Task to carry out — Examine the data line by line and report how many lines include the word "godišnjak", with no additional output.
Start of Excerpted data
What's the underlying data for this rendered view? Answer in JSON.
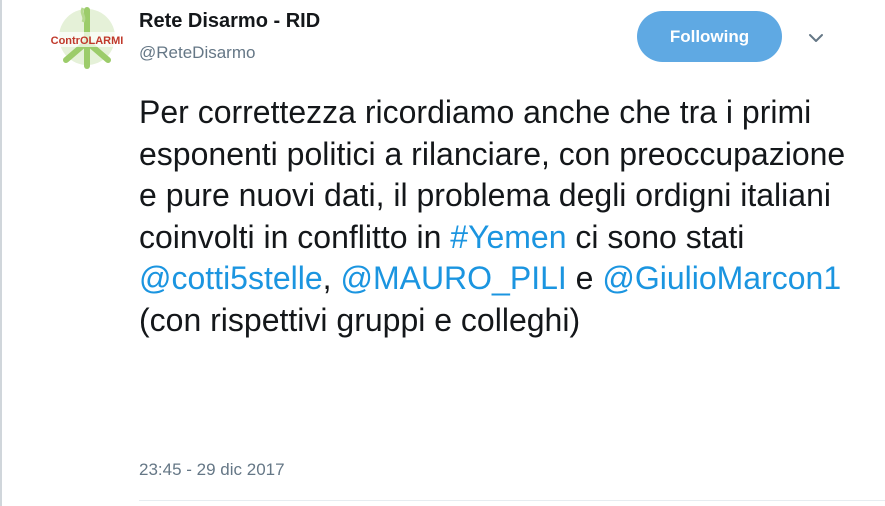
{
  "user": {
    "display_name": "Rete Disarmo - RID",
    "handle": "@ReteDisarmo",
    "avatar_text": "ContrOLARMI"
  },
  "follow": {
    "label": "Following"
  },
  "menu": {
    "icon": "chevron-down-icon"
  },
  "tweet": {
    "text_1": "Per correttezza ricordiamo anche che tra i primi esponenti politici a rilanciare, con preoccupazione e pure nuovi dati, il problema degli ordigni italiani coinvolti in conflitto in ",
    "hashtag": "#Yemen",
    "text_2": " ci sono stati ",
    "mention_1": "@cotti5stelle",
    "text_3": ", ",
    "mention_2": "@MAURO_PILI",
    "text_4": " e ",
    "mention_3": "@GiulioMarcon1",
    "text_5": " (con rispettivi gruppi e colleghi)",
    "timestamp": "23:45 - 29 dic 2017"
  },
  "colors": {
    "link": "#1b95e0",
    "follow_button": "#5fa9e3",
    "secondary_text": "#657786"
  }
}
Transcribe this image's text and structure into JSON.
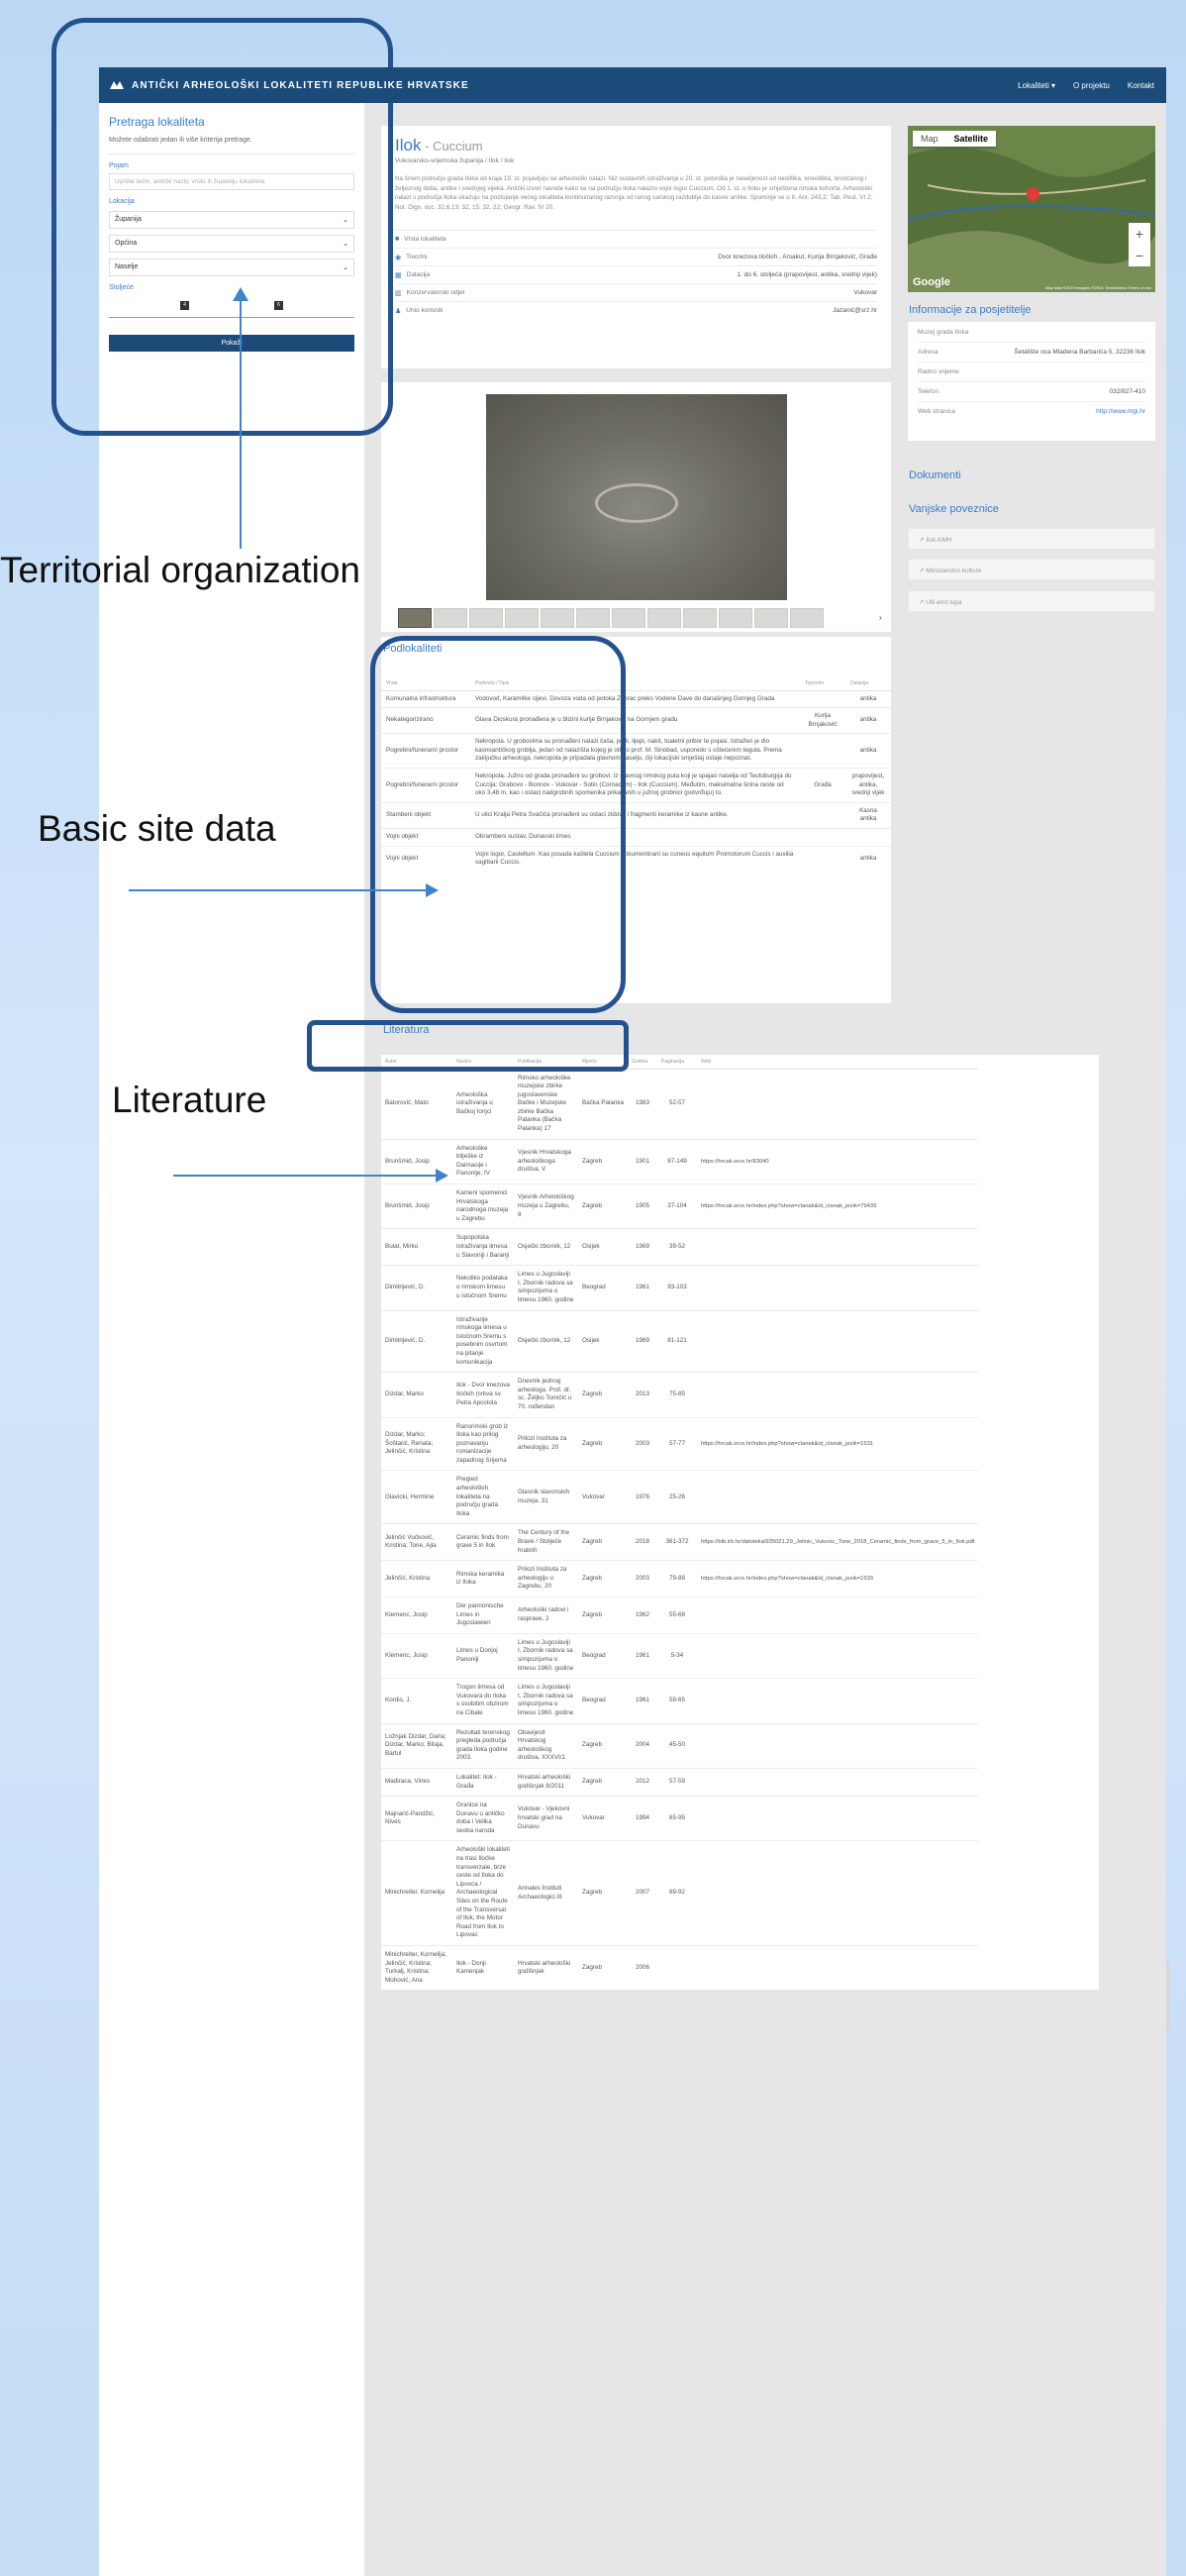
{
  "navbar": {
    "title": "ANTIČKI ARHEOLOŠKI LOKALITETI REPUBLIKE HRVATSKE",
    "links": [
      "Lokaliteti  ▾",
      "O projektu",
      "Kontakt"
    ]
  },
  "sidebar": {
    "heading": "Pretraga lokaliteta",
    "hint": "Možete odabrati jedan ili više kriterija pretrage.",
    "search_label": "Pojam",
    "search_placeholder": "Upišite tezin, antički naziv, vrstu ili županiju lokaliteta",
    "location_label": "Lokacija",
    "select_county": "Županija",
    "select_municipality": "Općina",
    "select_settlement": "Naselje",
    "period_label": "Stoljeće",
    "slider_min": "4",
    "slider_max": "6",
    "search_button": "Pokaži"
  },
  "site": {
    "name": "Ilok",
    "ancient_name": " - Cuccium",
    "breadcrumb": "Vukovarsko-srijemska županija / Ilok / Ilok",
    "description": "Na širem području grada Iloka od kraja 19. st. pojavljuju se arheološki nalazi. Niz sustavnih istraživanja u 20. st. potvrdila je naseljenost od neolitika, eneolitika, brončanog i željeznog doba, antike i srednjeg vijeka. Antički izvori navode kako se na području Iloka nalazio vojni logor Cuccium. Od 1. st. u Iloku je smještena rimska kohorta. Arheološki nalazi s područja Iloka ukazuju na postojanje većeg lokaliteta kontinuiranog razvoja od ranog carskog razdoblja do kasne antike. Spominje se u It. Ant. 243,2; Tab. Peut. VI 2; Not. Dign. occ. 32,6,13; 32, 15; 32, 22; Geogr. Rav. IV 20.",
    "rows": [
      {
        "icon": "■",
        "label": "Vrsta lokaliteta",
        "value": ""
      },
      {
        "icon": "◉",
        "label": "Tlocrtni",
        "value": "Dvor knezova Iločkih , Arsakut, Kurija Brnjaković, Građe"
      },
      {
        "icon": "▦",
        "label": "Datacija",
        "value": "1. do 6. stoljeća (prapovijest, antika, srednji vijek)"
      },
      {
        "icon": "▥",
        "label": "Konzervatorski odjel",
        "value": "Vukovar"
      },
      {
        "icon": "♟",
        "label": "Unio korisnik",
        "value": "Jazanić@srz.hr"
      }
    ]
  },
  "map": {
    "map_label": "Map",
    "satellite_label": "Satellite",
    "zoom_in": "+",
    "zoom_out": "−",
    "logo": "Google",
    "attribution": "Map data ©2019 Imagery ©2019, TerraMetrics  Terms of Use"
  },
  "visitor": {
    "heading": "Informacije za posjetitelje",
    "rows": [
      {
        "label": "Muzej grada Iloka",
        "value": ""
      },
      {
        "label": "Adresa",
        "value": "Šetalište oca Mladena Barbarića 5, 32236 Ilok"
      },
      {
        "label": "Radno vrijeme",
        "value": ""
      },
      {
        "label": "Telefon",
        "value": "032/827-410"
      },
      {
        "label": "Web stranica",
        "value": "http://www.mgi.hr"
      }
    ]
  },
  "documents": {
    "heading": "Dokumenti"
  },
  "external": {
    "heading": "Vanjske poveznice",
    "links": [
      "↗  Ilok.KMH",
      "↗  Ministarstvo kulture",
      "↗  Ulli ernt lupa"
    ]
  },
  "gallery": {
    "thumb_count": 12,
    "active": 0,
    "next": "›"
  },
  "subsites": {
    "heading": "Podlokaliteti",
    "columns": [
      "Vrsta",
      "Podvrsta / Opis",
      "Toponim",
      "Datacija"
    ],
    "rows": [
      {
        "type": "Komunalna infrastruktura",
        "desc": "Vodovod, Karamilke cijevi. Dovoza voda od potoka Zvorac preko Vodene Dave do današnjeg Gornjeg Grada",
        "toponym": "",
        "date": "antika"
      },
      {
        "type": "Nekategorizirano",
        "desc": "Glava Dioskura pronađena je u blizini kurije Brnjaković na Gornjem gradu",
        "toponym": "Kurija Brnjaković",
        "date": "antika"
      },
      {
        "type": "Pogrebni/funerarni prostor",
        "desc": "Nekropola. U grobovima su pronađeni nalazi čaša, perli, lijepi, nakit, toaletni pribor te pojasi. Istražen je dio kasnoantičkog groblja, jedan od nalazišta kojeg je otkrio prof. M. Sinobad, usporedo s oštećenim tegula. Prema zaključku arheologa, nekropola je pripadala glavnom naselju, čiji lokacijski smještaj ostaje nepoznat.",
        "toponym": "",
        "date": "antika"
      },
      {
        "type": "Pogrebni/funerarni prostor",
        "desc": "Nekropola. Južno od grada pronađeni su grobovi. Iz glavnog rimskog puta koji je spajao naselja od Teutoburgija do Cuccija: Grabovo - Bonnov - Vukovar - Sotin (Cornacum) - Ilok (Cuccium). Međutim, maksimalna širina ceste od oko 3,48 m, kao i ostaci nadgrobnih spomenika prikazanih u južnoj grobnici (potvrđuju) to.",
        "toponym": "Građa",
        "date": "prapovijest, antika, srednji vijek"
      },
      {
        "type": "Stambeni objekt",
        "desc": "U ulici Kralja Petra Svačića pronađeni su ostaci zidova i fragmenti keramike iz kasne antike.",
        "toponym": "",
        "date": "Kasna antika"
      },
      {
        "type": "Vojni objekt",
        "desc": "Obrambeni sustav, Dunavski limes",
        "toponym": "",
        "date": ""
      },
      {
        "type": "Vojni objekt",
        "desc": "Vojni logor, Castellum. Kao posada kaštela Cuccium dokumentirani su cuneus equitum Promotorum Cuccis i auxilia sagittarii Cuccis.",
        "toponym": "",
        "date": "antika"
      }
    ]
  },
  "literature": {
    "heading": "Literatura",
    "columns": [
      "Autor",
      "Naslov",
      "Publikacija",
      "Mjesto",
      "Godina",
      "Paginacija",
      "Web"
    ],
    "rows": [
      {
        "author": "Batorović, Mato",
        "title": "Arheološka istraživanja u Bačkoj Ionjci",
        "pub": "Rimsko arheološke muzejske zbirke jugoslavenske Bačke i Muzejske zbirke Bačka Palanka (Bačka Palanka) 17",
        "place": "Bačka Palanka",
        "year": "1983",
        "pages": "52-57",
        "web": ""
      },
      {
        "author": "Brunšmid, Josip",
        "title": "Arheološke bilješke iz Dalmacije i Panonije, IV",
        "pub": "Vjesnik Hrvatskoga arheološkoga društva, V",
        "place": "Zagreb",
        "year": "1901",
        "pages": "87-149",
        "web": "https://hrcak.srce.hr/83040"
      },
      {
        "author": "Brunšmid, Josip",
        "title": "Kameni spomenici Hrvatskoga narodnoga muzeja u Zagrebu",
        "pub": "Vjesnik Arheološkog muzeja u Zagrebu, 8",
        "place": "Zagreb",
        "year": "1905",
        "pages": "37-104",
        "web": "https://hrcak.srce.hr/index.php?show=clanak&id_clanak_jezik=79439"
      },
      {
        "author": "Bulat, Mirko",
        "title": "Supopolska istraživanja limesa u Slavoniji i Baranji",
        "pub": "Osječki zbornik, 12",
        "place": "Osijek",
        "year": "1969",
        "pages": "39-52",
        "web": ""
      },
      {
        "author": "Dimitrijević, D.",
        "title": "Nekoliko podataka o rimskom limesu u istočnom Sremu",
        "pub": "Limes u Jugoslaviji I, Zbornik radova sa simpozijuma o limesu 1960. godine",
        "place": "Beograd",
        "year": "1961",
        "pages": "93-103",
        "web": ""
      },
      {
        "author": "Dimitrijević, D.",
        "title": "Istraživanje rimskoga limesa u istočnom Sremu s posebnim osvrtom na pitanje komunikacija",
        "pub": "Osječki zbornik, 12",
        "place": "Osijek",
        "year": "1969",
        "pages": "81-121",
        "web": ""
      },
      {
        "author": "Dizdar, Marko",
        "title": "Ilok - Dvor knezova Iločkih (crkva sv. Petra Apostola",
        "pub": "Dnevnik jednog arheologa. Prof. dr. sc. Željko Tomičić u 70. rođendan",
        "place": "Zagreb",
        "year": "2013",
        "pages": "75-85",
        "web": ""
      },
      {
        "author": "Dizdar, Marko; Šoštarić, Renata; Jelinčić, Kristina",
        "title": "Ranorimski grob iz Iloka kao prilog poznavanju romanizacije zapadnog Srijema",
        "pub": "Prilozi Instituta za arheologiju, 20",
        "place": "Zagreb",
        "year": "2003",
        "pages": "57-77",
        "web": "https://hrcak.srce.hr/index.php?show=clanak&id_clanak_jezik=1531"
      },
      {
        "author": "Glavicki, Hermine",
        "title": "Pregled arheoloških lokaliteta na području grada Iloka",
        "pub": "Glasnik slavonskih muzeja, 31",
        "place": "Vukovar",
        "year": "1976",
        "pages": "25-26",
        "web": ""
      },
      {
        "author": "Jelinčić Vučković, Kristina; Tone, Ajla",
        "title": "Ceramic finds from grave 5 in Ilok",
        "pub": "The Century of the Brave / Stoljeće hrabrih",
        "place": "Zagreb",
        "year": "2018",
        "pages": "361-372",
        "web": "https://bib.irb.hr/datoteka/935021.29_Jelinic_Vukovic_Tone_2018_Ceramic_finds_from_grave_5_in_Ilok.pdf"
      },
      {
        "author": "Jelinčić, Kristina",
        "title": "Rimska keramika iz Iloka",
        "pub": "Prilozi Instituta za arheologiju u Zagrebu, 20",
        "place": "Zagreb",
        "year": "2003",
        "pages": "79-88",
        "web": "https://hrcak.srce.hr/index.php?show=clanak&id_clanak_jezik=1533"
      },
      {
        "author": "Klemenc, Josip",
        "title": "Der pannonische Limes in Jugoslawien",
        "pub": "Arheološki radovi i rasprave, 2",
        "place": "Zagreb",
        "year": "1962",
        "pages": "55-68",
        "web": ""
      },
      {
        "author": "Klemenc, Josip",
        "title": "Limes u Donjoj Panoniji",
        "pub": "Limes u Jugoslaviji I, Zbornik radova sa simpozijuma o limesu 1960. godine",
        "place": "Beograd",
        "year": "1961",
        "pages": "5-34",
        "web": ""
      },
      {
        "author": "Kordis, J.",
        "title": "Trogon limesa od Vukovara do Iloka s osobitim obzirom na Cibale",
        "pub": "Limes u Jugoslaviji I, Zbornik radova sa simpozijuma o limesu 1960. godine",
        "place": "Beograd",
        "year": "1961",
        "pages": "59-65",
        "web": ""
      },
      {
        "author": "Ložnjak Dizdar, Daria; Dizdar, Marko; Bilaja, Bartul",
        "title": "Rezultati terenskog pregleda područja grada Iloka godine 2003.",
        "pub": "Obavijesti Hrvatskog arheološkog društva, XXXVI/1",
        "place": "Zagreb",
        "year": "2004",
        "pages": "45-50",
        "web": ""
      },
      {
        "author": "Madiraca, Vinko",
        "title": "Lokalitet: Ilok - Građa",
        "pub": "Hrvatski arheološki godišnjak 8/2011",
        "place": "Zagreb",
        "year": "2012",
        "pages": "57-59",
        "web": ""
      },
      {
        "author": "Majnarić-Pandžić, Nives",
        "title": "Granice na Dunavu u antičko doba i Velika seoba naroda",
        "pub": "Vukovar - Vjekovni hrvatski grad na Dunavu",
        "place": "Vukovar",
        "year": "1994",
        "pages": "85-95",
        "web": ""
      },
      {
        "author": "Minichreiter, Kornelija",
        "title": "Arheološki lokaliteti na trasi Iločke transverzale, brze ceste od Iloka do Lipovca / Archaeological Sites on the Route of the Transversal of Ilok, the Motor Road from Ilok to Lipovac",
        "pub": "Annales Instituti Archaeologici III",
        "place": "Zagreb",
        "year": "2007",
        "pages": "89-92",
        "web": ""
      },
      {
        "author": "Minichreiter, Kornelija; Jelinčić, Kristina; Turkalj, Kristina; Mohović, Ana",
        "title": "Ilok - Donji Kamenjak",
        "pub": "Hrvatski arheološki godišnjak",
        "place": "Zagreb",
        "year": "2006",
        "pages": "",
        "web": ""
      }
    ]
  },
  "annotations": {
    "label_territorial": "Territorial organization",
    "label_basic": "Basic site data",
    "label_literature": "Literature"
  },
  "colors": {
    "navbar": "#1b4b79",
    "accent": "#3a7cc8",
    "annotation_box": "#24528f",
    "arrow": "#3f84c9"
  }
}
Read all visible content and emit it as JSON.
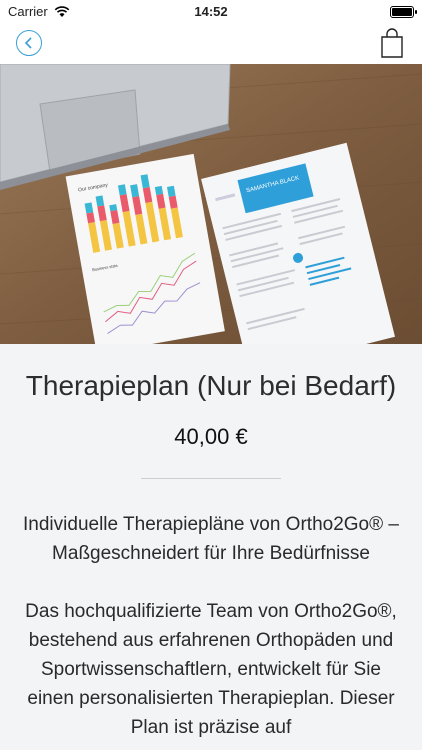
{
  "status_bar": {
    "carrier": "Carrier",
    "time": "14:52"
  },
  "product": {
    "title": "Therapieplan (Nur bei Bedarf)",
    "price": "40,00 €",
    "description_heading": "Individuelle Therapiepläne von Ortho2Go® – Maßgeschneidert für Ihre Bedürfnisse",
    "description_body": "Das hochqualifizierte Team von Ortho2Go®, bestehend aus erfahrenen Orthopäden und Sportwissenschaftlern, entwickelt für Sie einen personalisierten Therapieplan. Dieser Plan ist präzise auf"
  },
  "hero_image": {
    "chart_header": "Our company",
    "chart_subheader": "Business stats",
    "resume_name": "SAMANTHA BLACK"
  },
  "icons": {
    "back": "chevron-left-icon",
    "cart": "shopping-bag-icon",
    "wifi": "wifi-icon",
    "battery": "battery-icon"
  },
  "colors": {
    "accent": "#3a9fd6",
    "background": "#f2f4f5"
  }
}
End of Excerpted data
Exercise answer — 2